A surtax is an additional tax that is imposed on top of any existing business or personal taxes. It may have a flat or graduated rate structure. Surtaxes are often implemented to finance a particular project or effort, as opposed to the money from more general taxes, such as the individual income tax, which typically finance a wide range of projects and services.
Surtaxes are often levied to pay a specific government programme, whereas conventional income taxes or sales taxes are levied to fund a wide range of programmes. As a result, one distinguishing aspect of a surtax is that it allows people to more quickly observe how much money the government collects and spends for a specific programme.
For example, President Lyndon B. Johnson enacted a 10% surtax on individual and corporate income in 1968 to assist fund the Vietnam War. The surtax was levied on income after the regular federal income tax was calculated.
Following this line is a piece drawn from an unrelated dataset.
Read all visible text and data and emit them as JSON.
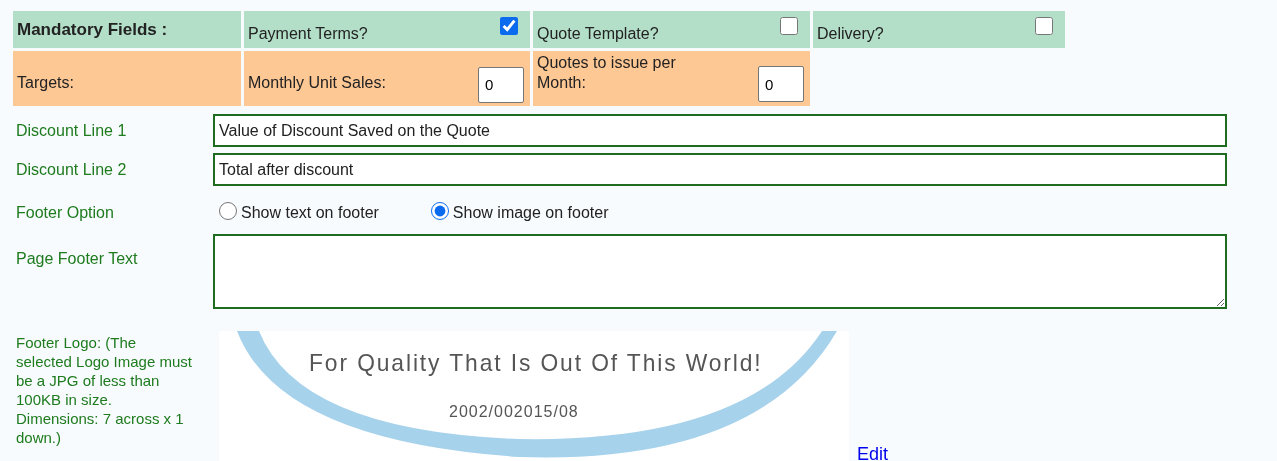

While most taxpayers were probably unaware of the percentage of their tax dollars going towards military spending, they could plainly see how much additional money they were being asked to contribute particularly to the war effort.
It can assist the government in funding specific programmes aimed at improving society as a whole. During times of conflict, it can give additional funding to assist protect the nation. The rate charges are more transparent in this case since the taxpayer is informed of the programme and how the money is being spent.
It's a more progressive tax system because it charges varying rates to different income levels of taxpayers. It can assist the government in providing better plans linked to health or any other element to its residents by obtaining additional revenue in the form of this tax.
It doesn't damage the wallet much because the government's required amount is divided among all taxpayers.
It unduly increases the burden on taxpayers who must pay additional taxes on top of their usual income taxes. Occasionally, money may be gathered to protect the country from war or to prepare for a conflict, which is not a wise choice because war only causes destruction.
Every taxpayer must pay the required amount since it is a requirement of the government, even if they are not helped by the programme for which it is raised. It reduces citizens' savings levels since the money they pay in Surtax may have been invested in other areas that would have produced higher returns.
In nations with a progressive tax system, like the U.S., the surtax is substantially higher for taxpayers with higher incomes. For instance, a taxpayer who was in the 20% income tax band in the 1960s will pay 20% + (0.1 x 20%) = 22% once the 10% surtax has been implemented. However, a higher income person who is liable to both the 10% surtax and the 50% marginal tax rate will pay 50% + (0.1 x 50%) = 55%.
A surtax is a government-imposed supplementary tax that is levied on taxpayers in addition to another tax. When the government needs to generate money for a particular programme, such a health or military project, a surtax is typically levied.
Sales taxes and income taxes are different in that they support numerous programmes as opposed to simply one. The amount of a surtax is determined either as a fixed monetary amount or as a percentage of a certain sum.